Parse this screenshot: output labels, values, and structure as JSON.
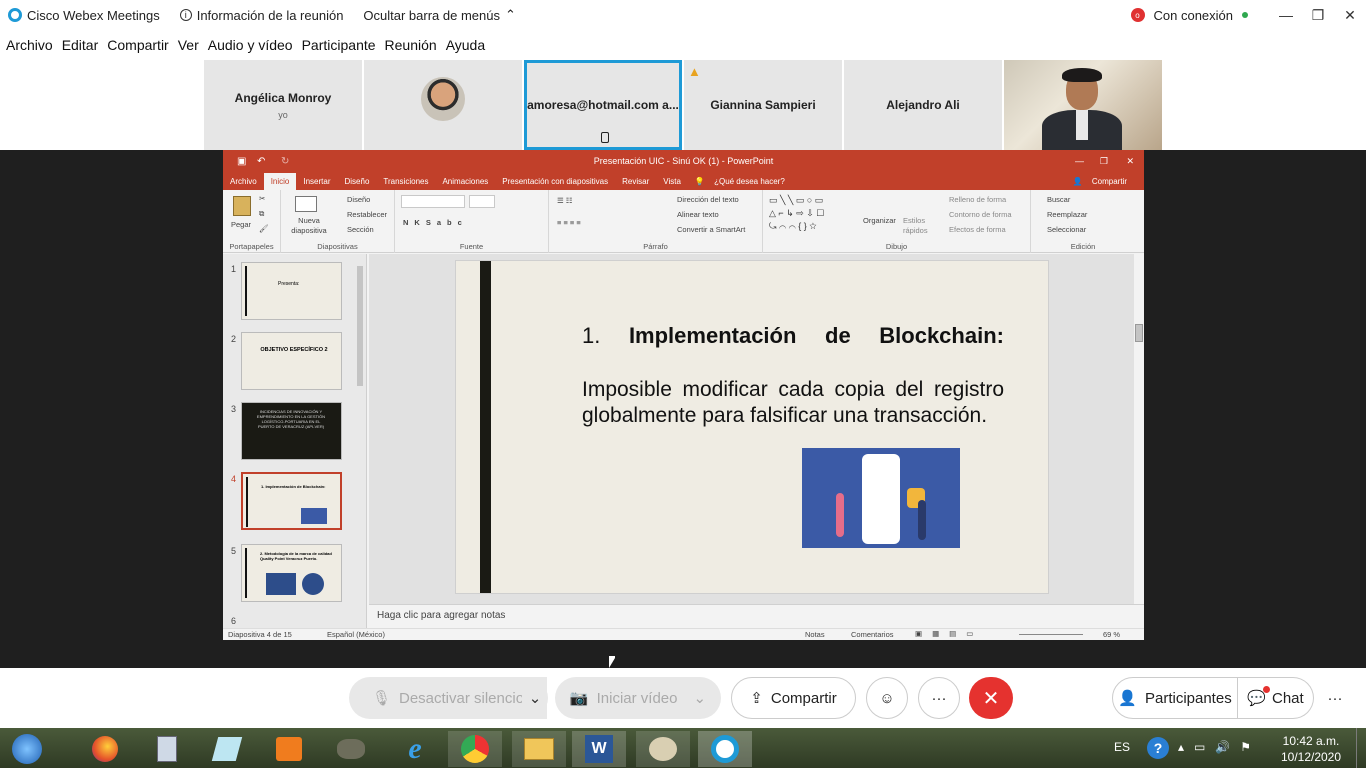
{
  "titlebar": {
    "app_name": "Cisco Webex Meetings",
    "info_label": "Información de la reunión",
    "hide_menu_label": "Ocultar barra de menús",
    "status": "Con conexión"
  },
  "menu": [
    "Archivo",
    "Editar",
    "Compartir",
    "Ver",
    "Audio y vídeo",
    "Participante",
    "Reunión",
    "Ayuda"
  ],
  "participants": [
    {
      "name": "Angélica Monroy",
      "sub": "yo"
    },
    {
      "name": ""
    },
    {
      "name": "amoresa@hotmail.com a..."
    },
    {
      "name": "Giannina Sampieri"
    },
    {
      "name": "Alejandro Ali"
    },
    {
      "name": ""
    }
  ],
  "ppt": {
    "window_title": "Presentación UIC - Sinú OK (1) - PowerPoint",
    "tabs": [
      "Archivo",
      "Inicio",
      "Insertar",
      "Diseño",
      "Transiciones",
      "Animaciones",
      "Presentación con diapositivas",
      "Revisar",
      "Vista",
      "¿Qué desea hacer?"
    ],
    "share_label": "Compartir",
    "groups": {
      "portapapeles": "Portapapeles",
      "diapositivas": "Diapositivas",
      "fuente": "Fuente",
      "parrafo": "Párrafo",
      "dibujo": "Dibujo",
      "edicion": "Edición"
    },
    "ribbon_items": {
      "pegar": "Pegar",
      "nueva": "Nueva diapositiva",
      "diseno": "Diseño",
      "restablecer": "Restablecer",
      "seccion": "Sección",
      "direccion": "Dirección del texto",
      "alinear": "Alinear texto",
      "smartart": "Convertir a SmartArt",
      "organizar": "Organizar",
      "estilos": "Estilos rápidos",
      "relleno": "Relleno de forma",
      "contorno": "Contorno de forma",
      "efectos": "Efectos de forma",
      "buscar": "Buscar",
      "reemplazar": "Reemplazar",
      "seleccionar": "Seleccionar"
    },
    "thumbnails": [
      {
        "num": "1",
        "text": "Presenta:"
      },
      {
        "num": "2",
        "text": "OBJETIVO ESPECÍFICO 2"
      },
      {
        "num": "3",
        "text": "INCIDENCIAS DE INNOVACIÓN Y EMPRENDIMIENTO EN LA GESTIÓN LOGÍSTICO-PORTUARIA EN EL PUERTO DE VERACRUZ (API-VER)"
      },
      {
        "num": "4",
        "text": "1. Implementación de Blockchain:"
      },
      {
        "num": "5",
        "text": "2. Metodología de la marca de calidad Quality Point Veracruz Puerto."
      },
      {
        "num": "6",
        "text": ""
      }
    ],
    "slide": {
      "num": "1.",
      "heading": [
        "Implementación",
        "de",
        "Blockchain:"
      ],
      "body": "Imposible modificar cada copia del registro globalmente para falsificar una transacción."
    },
    "notes_placeholder": "Haga clic para agregar notas",
    "status": {
      "slide_count": "Diapositiva 4 de 15",
      "language": "Español (México)",
      "notes": "Notas",
      "comments": "Comentarios",
      "zoom": "69 %"
    }
  },
  "controls": {
    "mute": "Desactivar silencio",
    "video": "Iniciar vídeo",
    "share": "Compartir",
    "participants": "Participantes",
    "chat": "Chat"
  },
  "taskbar": {
    "lang": "ES",
    "time": "10:42 a.m.",
    "date": "10/12/2020"
  }
}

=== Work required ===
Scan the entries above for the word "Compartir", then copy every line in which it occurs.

=== Response to the exercise ===
    "Compartir",
    "share_label": "Compartir",
    "share": "Compartir",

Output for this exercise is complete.